Isolation is a more severe resource than quarantine and requires stricter behavior than rules of quarantine state. Isolation because of COVID-19 will last until 10 days after fever resolves. If you have a confirmed COVID-19 infection but no fever you will have to give another sample for analysis after a certain time. If that sample is negative for the virus the isolation can be alleviated.
Other members of the household can be in quarantine in the same place if they do not want to leave the home, but should limit touching the one in isolation as much as possible, preferably keep a distance of a minimum 1 meter way from him/her.
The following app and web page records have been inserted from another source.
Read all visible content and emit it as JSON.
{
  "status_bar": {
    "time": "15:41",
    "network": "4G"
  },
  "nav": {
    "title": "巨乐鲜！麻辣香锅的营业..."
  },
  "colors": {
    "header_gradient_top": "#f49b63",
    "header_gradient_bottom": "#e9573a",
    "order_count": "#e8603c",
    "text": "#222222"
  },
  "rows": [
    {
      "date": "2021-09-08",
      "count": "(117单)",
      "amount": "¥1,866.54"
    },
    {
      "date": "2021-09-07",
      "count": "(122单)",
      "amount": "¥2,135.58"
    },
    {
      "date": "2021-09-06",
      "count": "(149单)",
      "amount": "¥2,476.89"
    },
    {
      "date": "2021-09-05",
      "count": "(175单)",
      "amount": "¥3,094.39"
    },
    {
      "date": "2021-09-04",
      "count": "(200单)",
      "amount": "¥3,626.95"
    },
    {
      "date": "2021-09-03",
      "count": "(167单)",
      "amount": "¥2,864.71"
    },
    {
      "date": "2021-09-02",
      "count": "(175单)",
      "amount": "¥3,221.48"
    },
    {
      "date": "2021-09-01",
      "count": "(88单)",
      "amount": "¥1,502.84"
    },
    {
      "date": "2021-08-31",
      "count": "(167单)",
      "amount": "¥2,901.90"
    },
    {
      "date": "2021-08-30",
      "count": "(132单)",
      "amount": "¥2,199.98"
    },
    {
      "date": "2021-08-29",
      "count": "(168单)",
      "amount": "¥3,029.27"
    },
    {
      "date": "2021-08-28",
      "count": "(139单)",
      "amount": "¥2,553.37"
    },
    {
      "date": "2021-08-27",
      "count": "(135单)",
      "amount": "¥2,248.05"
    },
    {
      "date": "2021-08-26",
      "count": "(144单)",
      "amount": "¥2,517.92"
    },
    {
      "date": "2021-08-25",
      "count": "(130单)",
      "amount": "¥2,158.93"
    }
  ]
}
If more members of the household get sick while this situation progresses, it prolongs the quarantine and possible isolation.
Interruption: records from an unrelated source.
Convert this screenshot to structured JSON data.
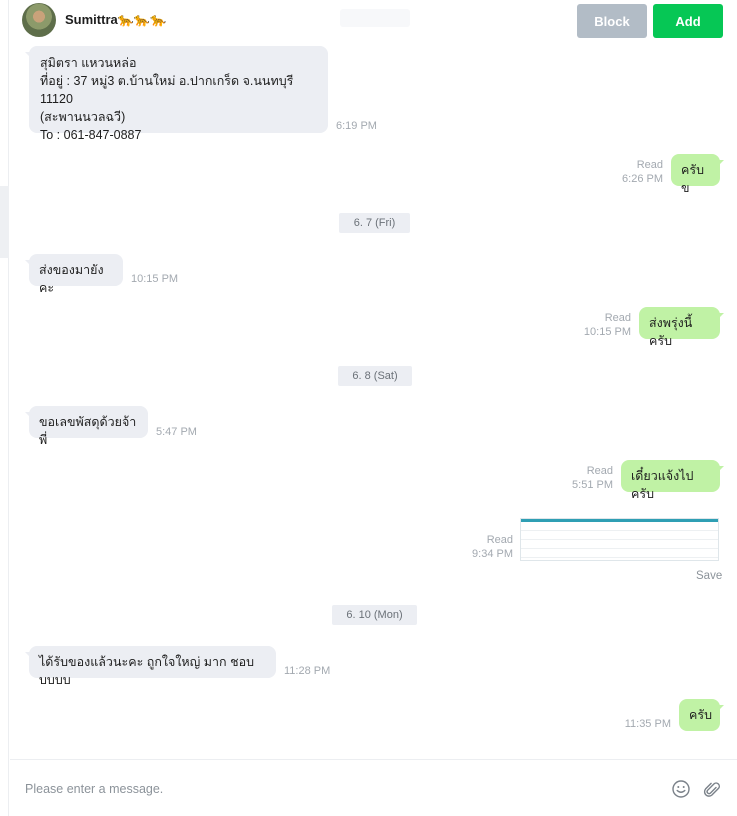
{
  "header": {
    "contact_name": "Sumittra🐆🐆🐆",
    "block_label": "Block",
    "add_label": "Add"
  },
  "messages": [
    {
      "dir": "in",
      "lines": [
        "สุมิตรา แหวนหล่อ",
        "ที่อยู่ : 37 หมู่3 ต.บ้านใหม่ อ.ปากเกร็ด จ.นนทบุรี 11120",
        "(สะพานนวลฉวี)",
        "To : 061-847-0887"
      ],
      "time": "6:19 PM"
    },
    {
      "dir": "out",
      "text": "ครับข",
      "read": "Read",
      "time": "6:26 PM"
    },
    {
      "dir": "in",
      "text": "ส่งของมายังคะ",
      "time": "10:15 PM"
    },
    {
      "dir": "out",
      "text": "ส่งพรุ่งนี้ครับ",
      "read": "Read",
      "time": "10:15 PM"
    },
    {
      "dir": "in",
      "text": "ขอเลขพัสดุด้วยจ้าพี่",
      "time": "5:47 PM"
    },
    {
      "dir": "out",
      "text": "เดี๋ยวแจ้งไปครับ",
      "read": "Read",
      "time": "5:51 PM"
    },
    {
      "dir": "out",
      "type": "image",
      "read": "Read",
      "time": "9:34 PM",
      "save_label": "Save"
    },
    {
      "dir": "in",
      "text": "ได้รับของแล้วนะคะ ถูกใจใหญ่ มาก ชอบบบบบ",
      "time": "11:28 PM"
    },
    {
      "dir": "out",
      "text": "ครับ",
      "time": "11:35 PM"
    }
  ],
  "dates": [
    "6. 7 (Fri)",
    "6. 8 (Sat)",
    "6. 10 (Mon)"
  ],
  "composer": {
    "placeholder": "Please enter a message."
  },
  "colors": {
    "add": "#06c755",
    "block": "#b2bcc6",
    "outgoing_bubble": "#c0f2a5",
    "incoming_bubble": "#eceef3"
  },
  "icons": {
    "emoji": "smiley-icon",
    "attach": "paperclip-icon"
  }
}
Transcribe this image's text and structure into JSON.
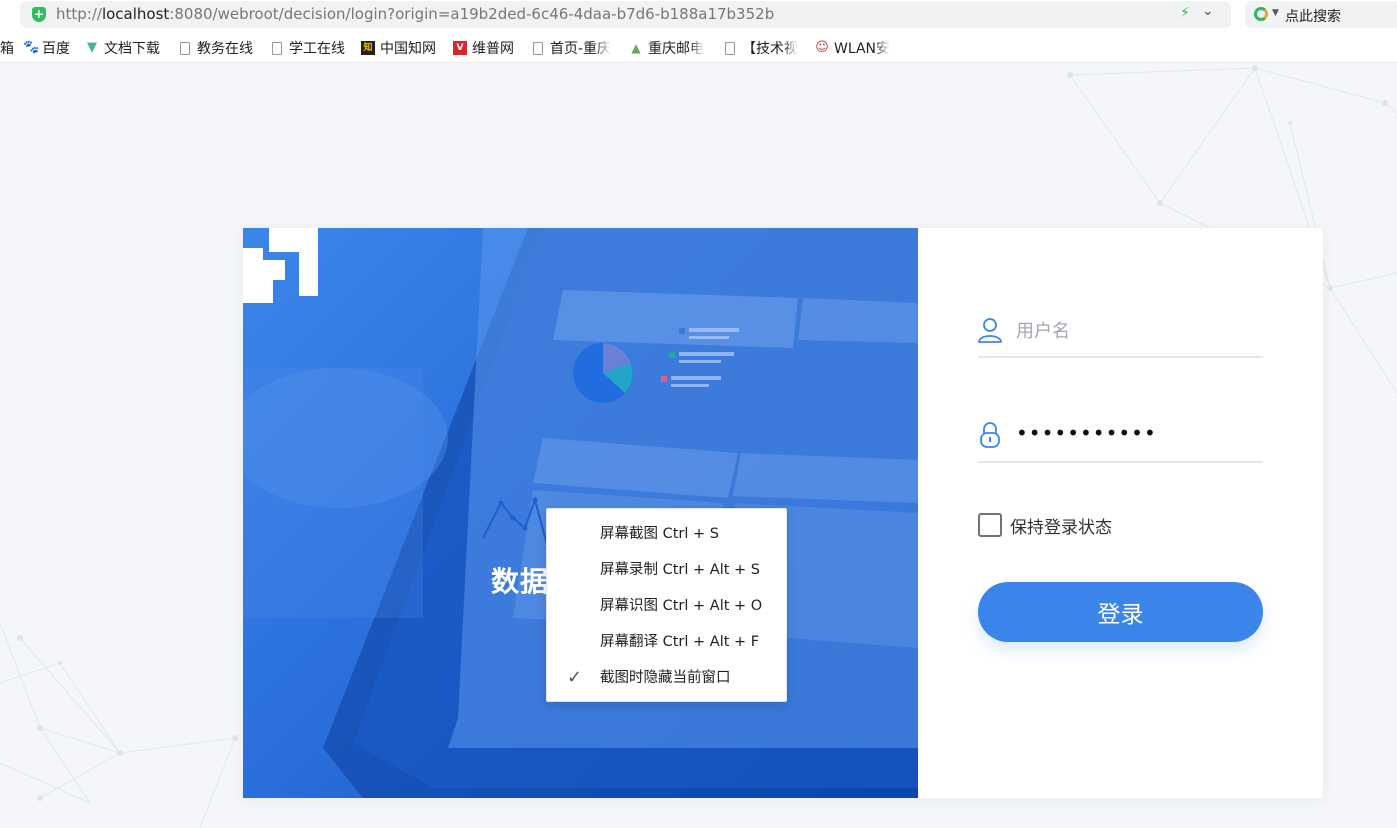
{
  "browser": {
    "url_host": "localhost",
    "url_prefix": "http://",
    "url_rest": ":8080/webroot/decision/login?origin=a19b2ded-6c46-4daa-b7d6-b188a17b352b",
    "search_placeholder": "点此搜索"
  },
  "bookmarks": [
    {
      "label": "箱",
      "icon": "none"
    },
    {
      "label": "百度",
      "icon": "paw-icon"
    },
    {
      "label": "文档下载",
      "icon": "vue-icon"
    },
    {
      "label": "教务在线",
      "icon": "document-icon"
    },
    {
      "label": "学工在线",
      "icon": "document-icon"
    },
    {
      "label": "中国知网",
      "icon": "cnki-icon"
    },
    {
      "label": "维普网",
      "icon": "vip-icon"
    },
    {
      "label": "首页-重庆",
      "icon": "document-icon"
    },
    {
      "label": "重庆邮电",
      "icon": "triangle-icon"
    },
    {
      "label": "【技术视",
      "icon": "document-icon"
    },
    {
      "label": "WLAN安",
      "icon": "person-icon"
    }
  ],
  "hero": {
    "brand_title": "数据决策系统"
  },
  "login": {
    "username_placeholder": "用户名",
    "password_value": "•••••••••••",
    "keep_label": "保持登录状态",
    "submit_label": "登录"
  },
  "context_menu": {
    "items": [
      {
        "label": "屏幕截图 Ctrl + S",
        "checked": false
      },
      {
        "label": "屏幕录制 Ctrl + Alt + S",
        "checked": false
      },
      {
        "label": "屏幕识图 Ctrl + Alt + O",
        "checked": false
      },
      {
        "label": "屏幕翻译 Ctrl + Alt + F",
        "checked": false
      },
      {
        "label": "截图时隐藏当前窗口",
        "checked": true
      }
    ]
  },
  "colors": {
    "accent": "#3b85ea",
    "hero_dark": "#0d4cbb",
    "secure": "#2fc05b"
  }
}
Physicians in the COVID-19 team at Landspitali University Hospital decide and discharge patients from isolation through a phone interview. Individuals have to confirm that they fulfill the following criteria:
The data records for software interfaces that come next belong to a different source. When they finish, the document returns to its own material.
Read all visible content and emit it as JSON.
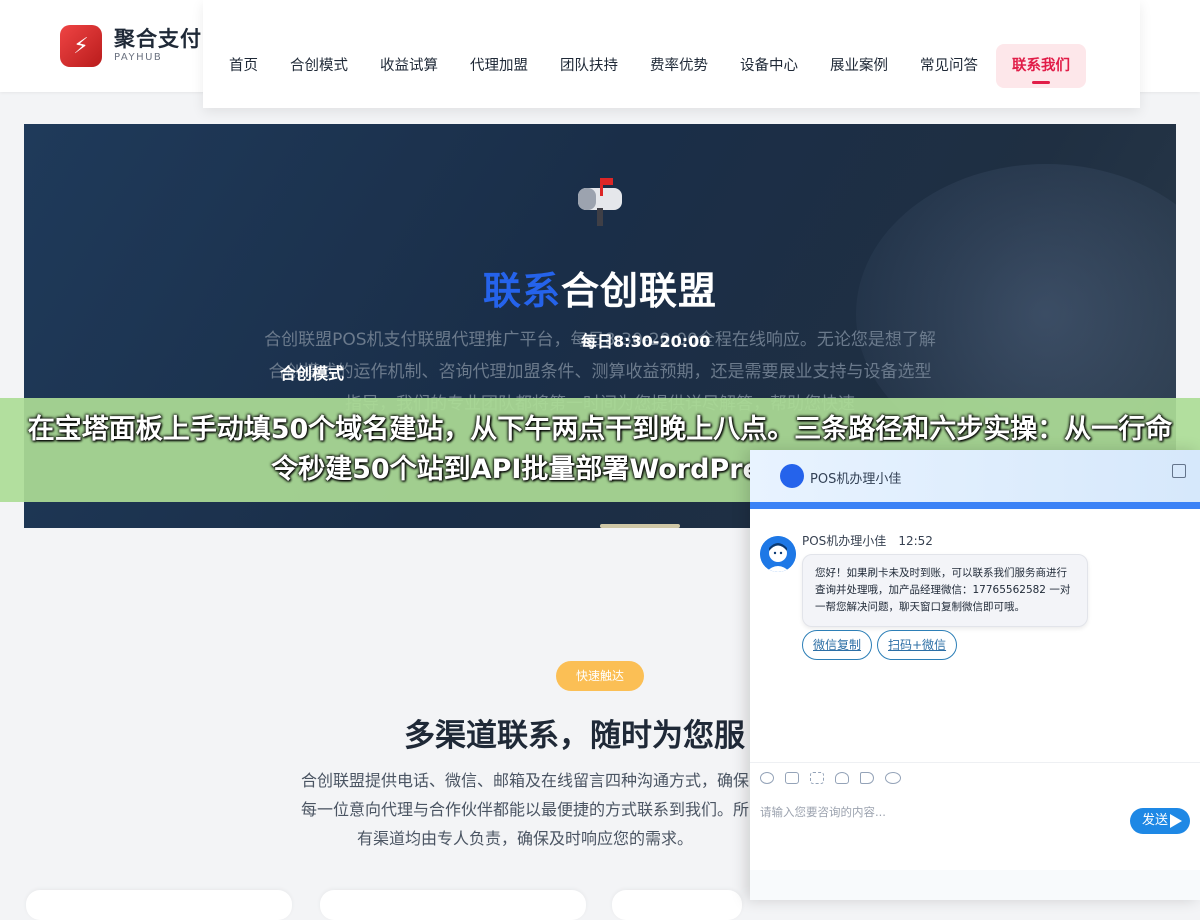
{
  "brand": {
    "name": "聚合支付",
    "sub": "PAYHUB"
  },
  "nav": {
    "items": [
      "首页",
      "合创模式",
      "收益试算",
      "代理加盟",
      "团队扶持",
      "费率优势",
      "设备中心",
      "展业案例",
      "常见问答"
    ],
    "active": "联系我们"
  },
  "hero": {
    "title_blue": "联系",
    "title_white": "合创联盟",
    "desc": "合创联盟POS机支付联盟代理推广平台，每日8:30-20:00全程在线响应。无论您是想了解合创模式的运作机制、咨询代理加盟条件、测算收益预期，还是需要展业支持与设备选型指导，我们的专业团队都将第一时间为您提供详尽解答，帮助您快速",
    "hours": "每日8:30-20:00",
    "label": "合创模式"
  },
  "banner": {
    "text": "在宝塔面板上手动填50个域名建站，从下午两点干到晚上八点。三条路径和六步实操：从一行命令秒建50个站到API批量部署WordPress和SSL证书"
  },
  "section": {
    "pill": "快速触达",
    "title": "多渠道联系，随时为您服",
    "desc": "合创联盟提供电话、微信、邮箱及在线留言四种沟通方式，确保每一位意向代理与合作伙伴都能以最便捷的方式联系到我们。所有渠道均由专人负责，确保及时响应您的需求。"
  },
  "chat": {
    "head_title": "POS机办理小佳",
    "agent_name": "POS机办理小佳",
    "time": "12:52",
    "message": "您好！如果刷卡未及时到账，可以联系我们服务商进行查询并处理哦，加产品经理微信：17765562582 一对一帮您解决问题，聊天窗口复制微信即可哦。",
    "quick_buttons": [
      "微信复制",
      "扫码+微信"
    ],
    "input_placeholder": "请输入您要咨询的内容...",
    "send_label": "发送"
  }
}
- At least 14 days have passed since a positive test result (diagnostic test)
- At least 7 days of no symptoms
In addition, all individuals are instructed to pay particular attention to general hygiene and hand washing for 2 weeks after discharge. They should also for at least 2 weeks avoid close contact with vulnerable individuals who are at higher risk of severe COVID-19 infection such as the elderly and people with certain underlying health conditions .
Symptom-free individuals: This refers to people who, for instance, have been diagnosed with the virus after having been tested by DeCode Genetics (Íslensk erfðagreining) and have been free of symptoms for at least one week. The person is released from isolation 14 days after having tested positive for the virus. To be symptom-free means to have absolutely no fever and absolutely no cough, shortness of breath, runny nose, fatigue, or feeling of being ill.
People who live together and are in quarantine and isolation together: People in quarantine who live in the same place as a person who is in isolation may lift their quarantine when 14 days have passed since the people concerned were last in direct contact. Direct contact includes close interactions, using the same bathroom, or being within two metres of one another for 15 minutes or longer. The same applies to everyone in the same household, including children.
People who live together and are all in isolation in the same place: When the first individual in the group recovers from COVID-19, that person may be released from isolation. The others who are ill must remain in isolation but may not be in the same place as the person who has recovered.
In certain instances, the person who has recovered may remain in the same place as those who are ill. In those cases, the isolation is not lifted until the last person to recover has been released from isolation.
Before isolation is lifted, it is important that all members of the household observe strict hygiene measures and thoroughly clean both themselves and the home. The same applies to everyone in the same household, including children.
Healthcare workers must observe the same rules as others, but they must also give careful consideration to which tasks they carry out when they return to work (i.e., vulnerable groups). A physician and a supervisor shall evaluate each case individually.